## Task statement
Please copy every line from the records below that contains the string "data".

## Source records
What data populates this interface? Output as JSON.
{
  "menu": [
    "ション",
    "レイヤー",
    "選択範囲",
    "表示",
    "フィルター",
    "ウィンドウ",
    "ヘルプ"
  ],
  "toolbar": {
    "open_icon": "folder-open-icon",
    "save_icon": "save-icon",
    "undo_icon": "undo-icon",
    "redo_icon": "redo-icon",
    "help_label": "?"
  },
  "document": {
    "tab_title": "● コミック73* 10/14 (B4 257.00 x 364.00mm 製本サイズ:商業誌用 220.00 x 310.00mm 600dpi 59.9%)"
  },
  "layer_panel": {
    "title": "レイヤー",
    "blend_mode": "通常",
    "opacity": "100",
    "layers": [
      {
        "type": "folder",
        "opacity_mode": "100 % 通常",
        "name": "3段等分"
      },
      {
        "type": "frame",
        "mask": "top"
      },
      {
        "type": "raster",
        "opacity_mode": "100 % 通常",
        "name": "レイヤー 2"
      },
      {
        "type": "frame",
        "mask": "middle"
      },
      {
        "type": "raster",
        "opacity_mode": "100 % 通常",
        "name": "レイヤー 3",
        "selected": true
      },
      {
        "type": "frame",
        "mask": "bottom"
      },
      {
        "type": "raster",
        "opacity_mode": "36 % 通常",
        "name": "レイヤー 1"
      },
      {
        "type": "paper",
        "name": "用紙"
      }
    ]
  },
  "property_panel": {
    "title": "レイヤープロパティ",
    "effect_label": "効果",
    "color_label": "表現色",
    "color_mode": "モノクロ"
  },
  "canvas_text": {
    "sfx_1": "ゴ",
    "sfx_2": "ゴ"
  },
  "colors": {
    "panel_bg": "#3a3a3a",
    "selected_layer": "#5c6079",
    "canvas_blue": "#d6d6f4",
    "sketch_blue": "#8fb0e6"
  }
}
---
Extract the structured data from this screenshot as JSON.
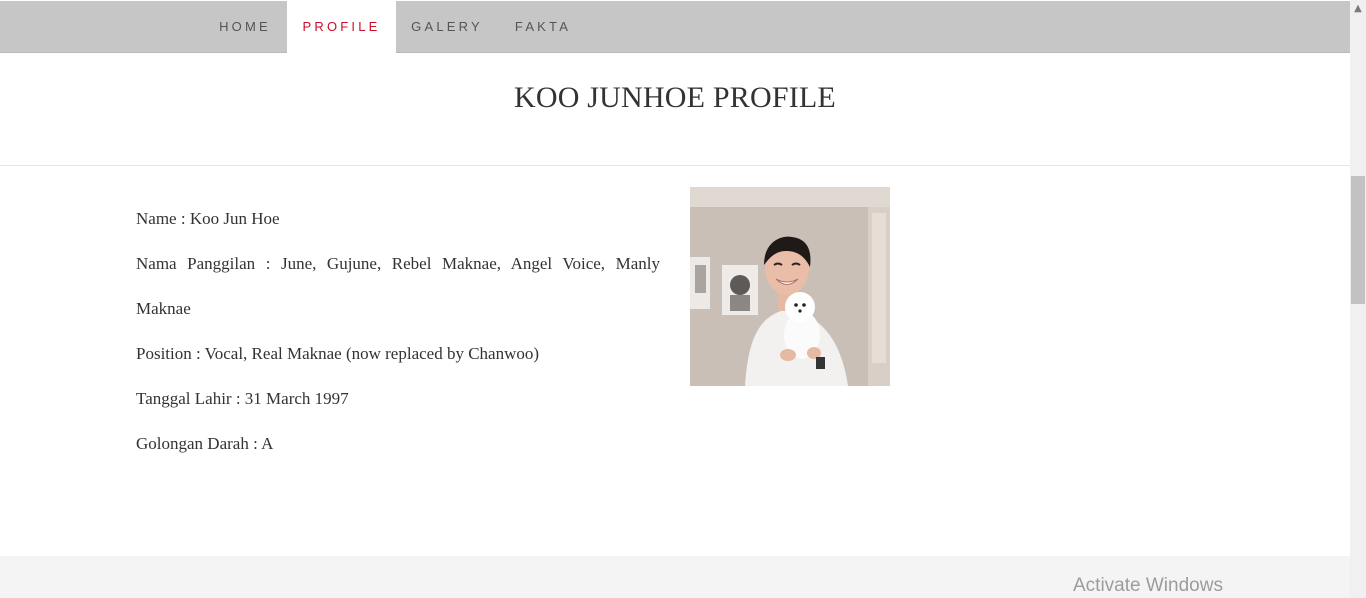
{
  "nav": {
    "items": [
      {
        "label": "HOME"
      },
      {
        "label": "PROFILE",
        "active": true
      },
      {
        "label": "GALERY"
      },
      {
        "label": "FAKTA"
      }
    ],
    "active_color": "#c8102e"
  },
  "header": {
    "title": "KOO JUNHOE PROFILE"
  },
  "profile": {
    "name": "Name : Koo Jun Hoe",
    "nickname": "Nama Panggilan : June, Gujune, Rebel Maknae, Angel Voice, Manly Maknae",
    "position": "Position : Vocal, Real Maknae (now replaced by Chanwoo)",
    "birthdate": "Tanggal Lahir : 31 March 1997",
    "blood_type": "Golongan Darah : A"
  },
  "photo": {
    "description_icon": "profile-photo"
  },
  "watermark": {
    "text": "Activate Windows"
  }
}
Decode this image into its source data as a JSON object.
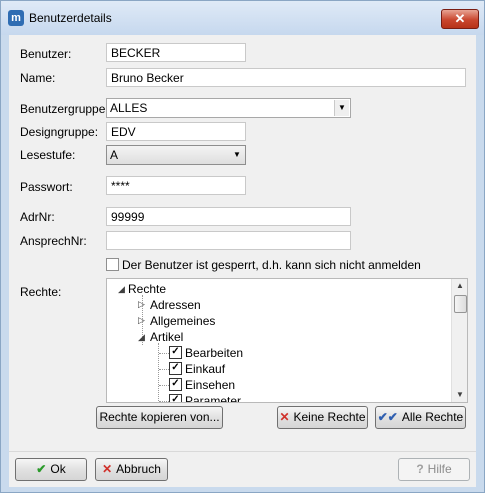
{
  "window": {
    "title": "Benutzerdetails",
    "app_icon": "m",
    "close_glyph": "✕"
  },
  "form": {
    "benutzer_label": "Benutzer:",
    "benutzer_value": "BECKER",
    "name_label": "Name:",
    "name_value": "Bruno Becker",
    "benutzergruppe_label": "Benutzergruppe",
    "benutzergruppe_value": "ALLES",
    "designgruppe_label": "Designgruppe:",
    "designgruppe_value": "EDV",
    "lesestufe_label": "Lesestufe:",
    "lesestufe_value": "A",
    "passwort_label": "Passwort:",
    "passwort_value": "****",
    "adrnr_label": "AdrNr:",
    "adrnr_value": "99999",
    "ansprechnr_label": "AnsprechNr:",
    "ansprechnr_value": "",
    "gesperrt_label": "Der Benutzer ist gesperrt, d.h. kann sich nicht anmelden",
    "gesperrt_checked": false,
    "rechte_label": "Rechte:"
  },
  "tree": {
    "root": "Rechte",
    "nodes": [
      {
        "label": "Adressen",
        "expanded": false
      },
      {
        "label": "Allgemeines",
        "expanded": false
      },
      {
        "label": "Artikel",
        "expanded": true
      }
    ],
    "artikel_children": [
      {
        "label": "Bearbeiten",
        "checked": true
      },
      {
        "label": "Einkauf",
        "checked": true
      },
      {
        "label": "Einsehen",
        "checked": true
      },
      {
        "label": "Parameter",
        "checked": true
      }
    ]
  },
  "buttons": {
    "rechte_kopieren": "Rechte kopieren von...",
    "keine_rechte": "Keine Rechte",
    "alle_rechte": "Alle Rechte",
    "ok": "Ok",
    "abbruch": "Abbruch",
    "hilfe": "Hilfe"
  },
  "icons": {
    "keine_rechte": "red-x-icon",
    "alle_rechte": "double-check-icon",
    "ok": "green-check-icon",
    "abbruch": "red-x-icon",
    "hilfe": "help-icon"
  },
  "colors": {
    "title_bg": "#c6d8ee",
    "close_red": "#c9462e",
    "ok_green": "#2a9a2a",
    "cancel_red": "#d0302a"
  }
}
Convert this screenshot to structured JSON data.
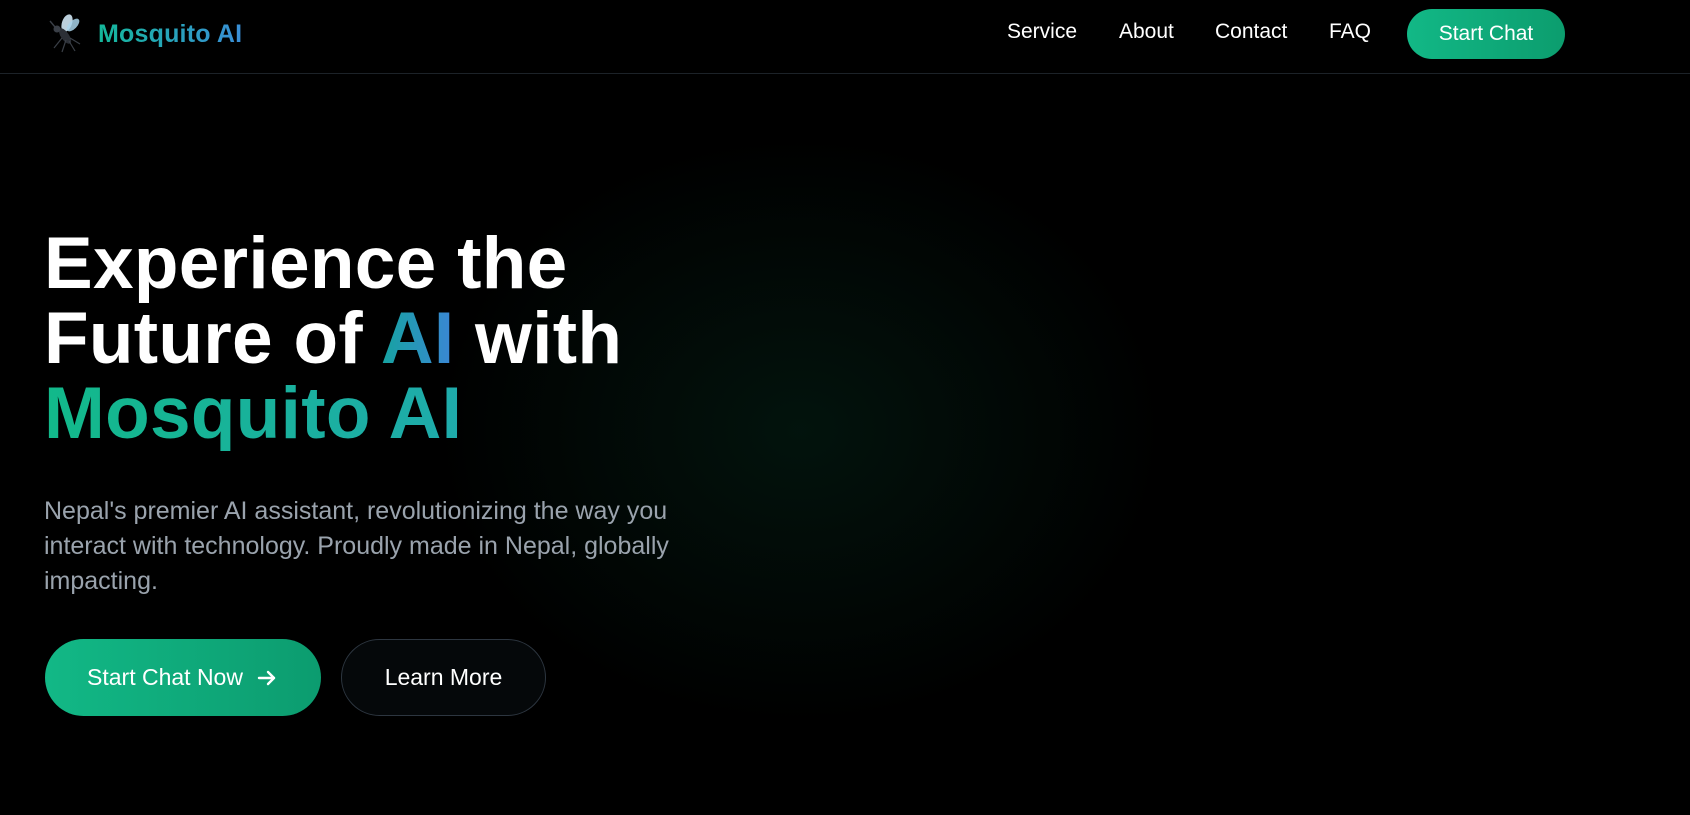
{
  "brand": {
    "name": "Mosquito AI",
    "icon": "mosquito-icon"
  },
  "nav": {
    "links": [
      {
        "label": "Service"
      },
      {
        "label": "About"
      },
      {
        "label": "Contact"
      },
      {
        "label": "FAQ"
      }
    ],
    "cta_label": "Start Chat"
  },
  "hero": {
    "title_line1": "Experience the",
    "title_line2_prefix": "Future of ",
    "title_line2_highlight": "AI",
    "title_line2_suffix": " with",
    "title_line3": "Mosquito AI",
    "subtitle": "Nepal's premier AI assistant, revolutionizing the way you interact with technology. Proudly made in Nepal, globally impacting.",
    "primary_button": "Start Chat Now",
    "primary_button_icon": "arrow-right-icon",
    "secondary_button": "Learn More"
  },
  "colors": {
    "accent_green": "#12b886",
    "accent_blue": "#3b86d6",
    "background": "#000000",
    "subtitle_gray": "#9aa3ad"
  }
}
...
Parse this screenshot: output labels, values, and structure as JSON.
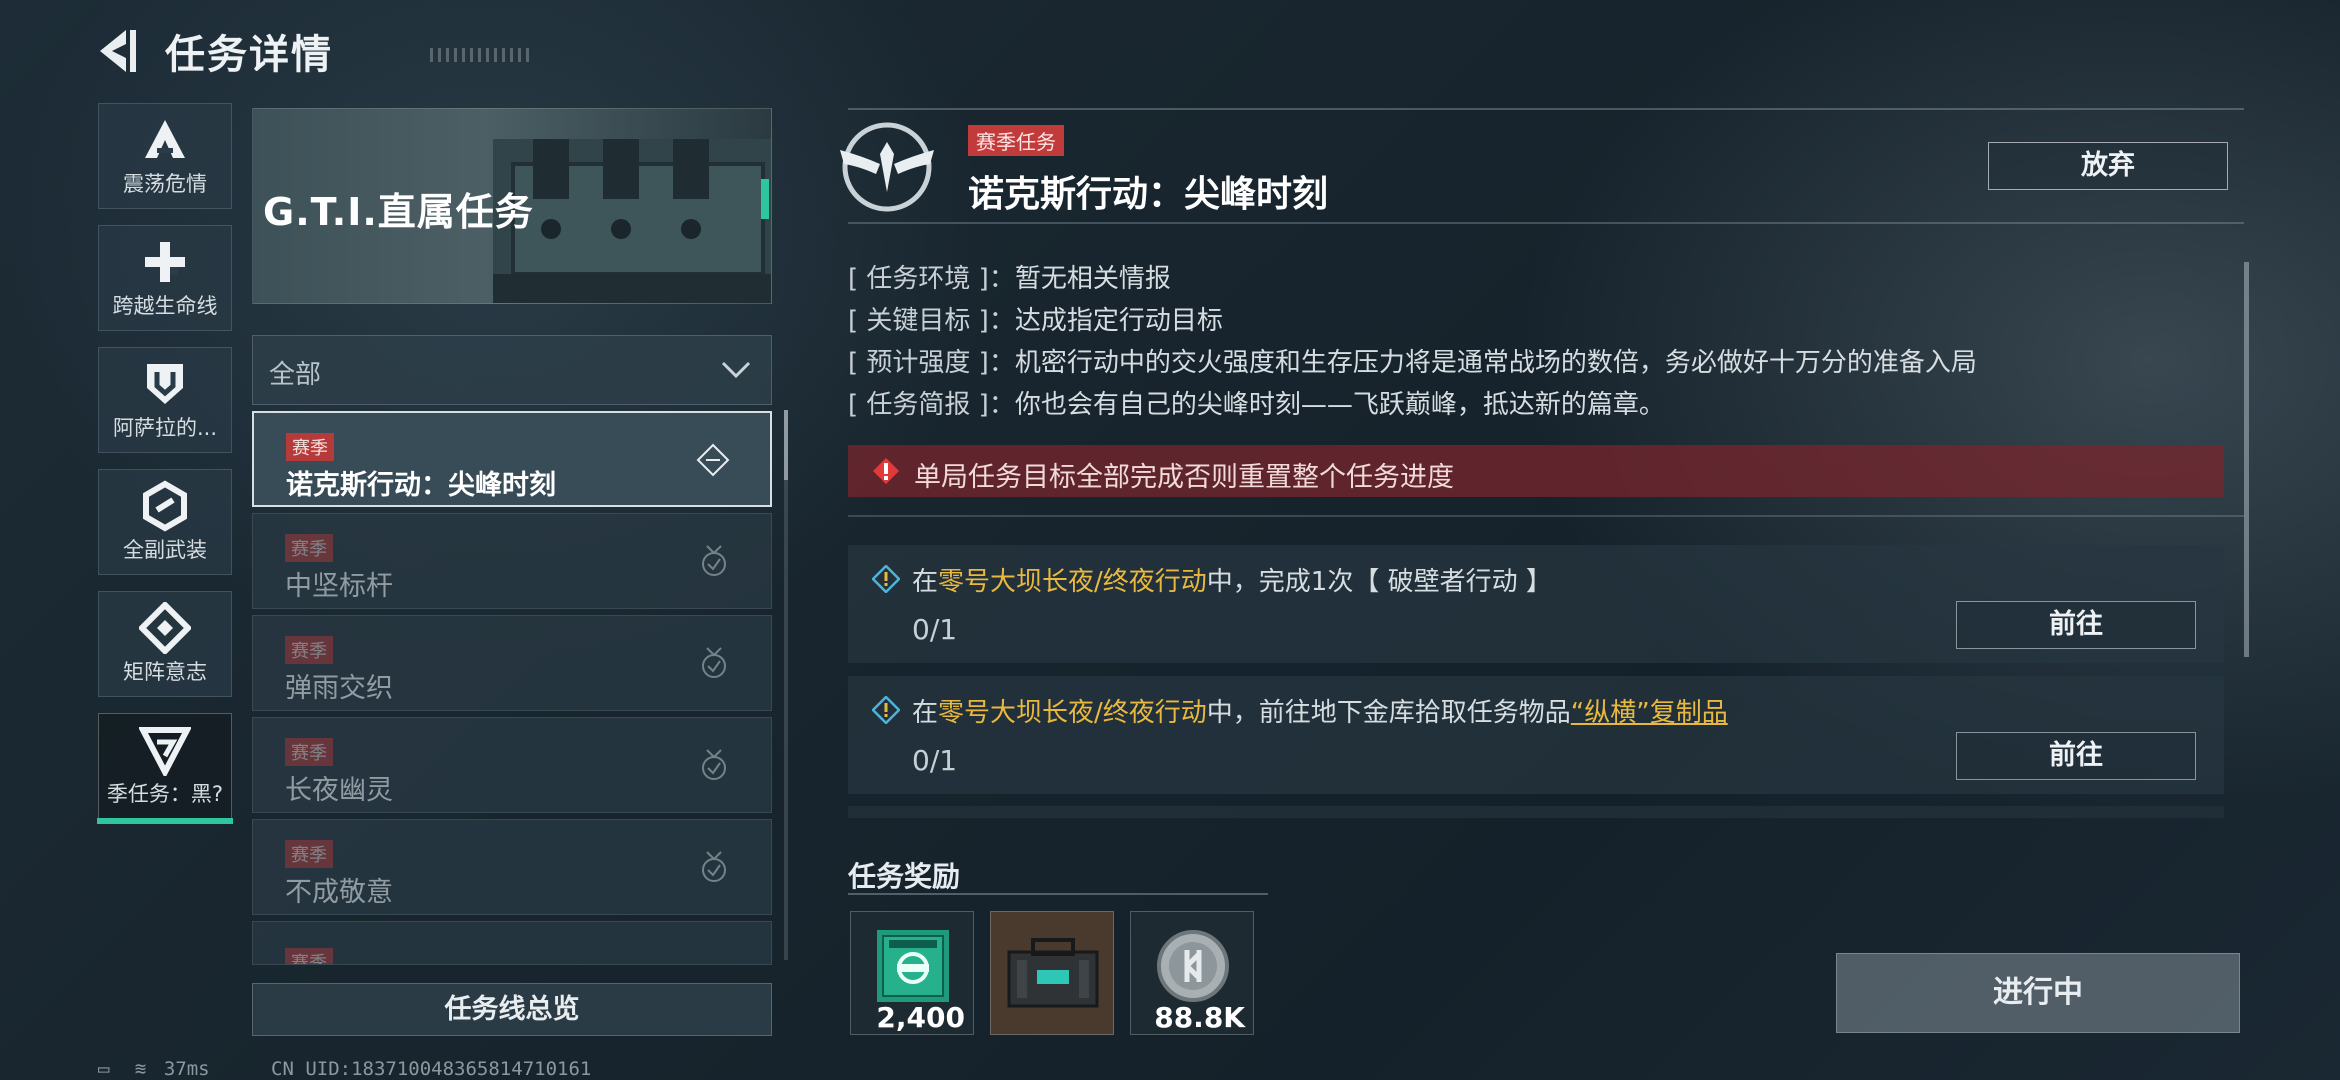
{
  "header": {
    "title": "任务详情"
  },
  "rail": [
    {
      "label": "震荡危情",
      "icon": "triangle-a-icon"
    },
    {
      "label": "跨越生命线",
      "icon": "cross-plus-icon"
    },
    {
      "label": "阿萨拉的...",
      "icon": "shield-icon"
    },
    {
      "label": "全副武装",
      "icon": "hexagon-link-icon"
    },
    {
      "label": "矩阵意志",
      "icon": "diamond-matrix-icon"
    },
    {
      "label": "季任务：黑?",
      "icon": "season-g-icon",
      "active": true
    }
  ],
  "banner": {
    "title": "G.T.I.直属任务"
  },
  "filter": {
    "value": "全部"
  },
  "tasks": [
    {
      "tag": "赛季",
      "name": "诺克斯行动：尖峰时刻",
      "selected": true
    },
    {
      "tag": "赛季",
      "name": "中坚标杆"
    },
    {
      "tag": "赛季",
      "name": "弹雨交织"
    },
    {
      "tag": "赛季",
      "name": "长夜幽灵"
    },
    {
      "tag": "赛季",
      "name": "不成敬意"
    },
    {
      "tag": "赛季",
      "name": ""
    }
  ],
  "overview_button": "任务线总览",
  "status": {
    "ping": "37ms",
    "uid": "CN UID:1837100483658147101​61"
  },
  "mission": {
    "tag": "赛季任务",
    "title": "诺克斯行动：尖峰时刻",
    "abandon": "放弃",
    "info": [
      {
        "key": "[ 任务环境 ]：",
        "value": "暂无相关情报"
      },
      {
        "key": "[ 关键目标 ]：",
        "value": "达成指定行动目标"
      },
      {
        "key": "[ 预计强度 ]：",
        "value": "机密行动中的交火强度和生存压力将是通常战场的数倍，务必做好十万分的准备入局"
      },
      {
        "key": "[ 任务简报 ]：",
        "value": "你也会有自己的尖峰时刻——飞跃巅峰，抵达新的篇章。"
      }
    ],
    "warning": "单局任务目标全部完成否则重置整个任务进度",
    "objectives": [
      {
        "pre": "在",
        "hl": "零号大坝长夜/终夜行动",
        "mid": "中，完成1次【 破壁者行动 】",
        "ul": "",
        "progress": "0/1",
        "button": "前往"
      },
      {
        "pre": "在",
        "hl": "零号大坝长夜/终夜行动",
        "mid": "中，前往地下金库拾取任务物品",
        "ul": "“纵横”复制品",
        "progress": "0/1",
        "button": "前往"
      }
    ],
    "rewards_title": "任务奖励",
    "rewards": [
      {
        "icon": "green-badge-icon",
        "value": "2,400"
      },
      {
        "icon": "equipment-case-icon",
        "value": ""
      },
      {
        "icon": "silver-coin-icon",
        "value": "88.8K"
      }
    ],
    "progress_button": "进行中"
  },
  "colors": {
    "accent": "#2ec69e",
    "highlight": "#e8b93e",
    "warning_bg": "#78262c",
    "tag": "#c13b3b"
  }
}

## Your solution
What data populates this interface? Output as JSON.
Extract the structured data from this screenshot as JSON.
Decode this image into its source data as a JSON object.
Convert this screenshot to structured JSON data.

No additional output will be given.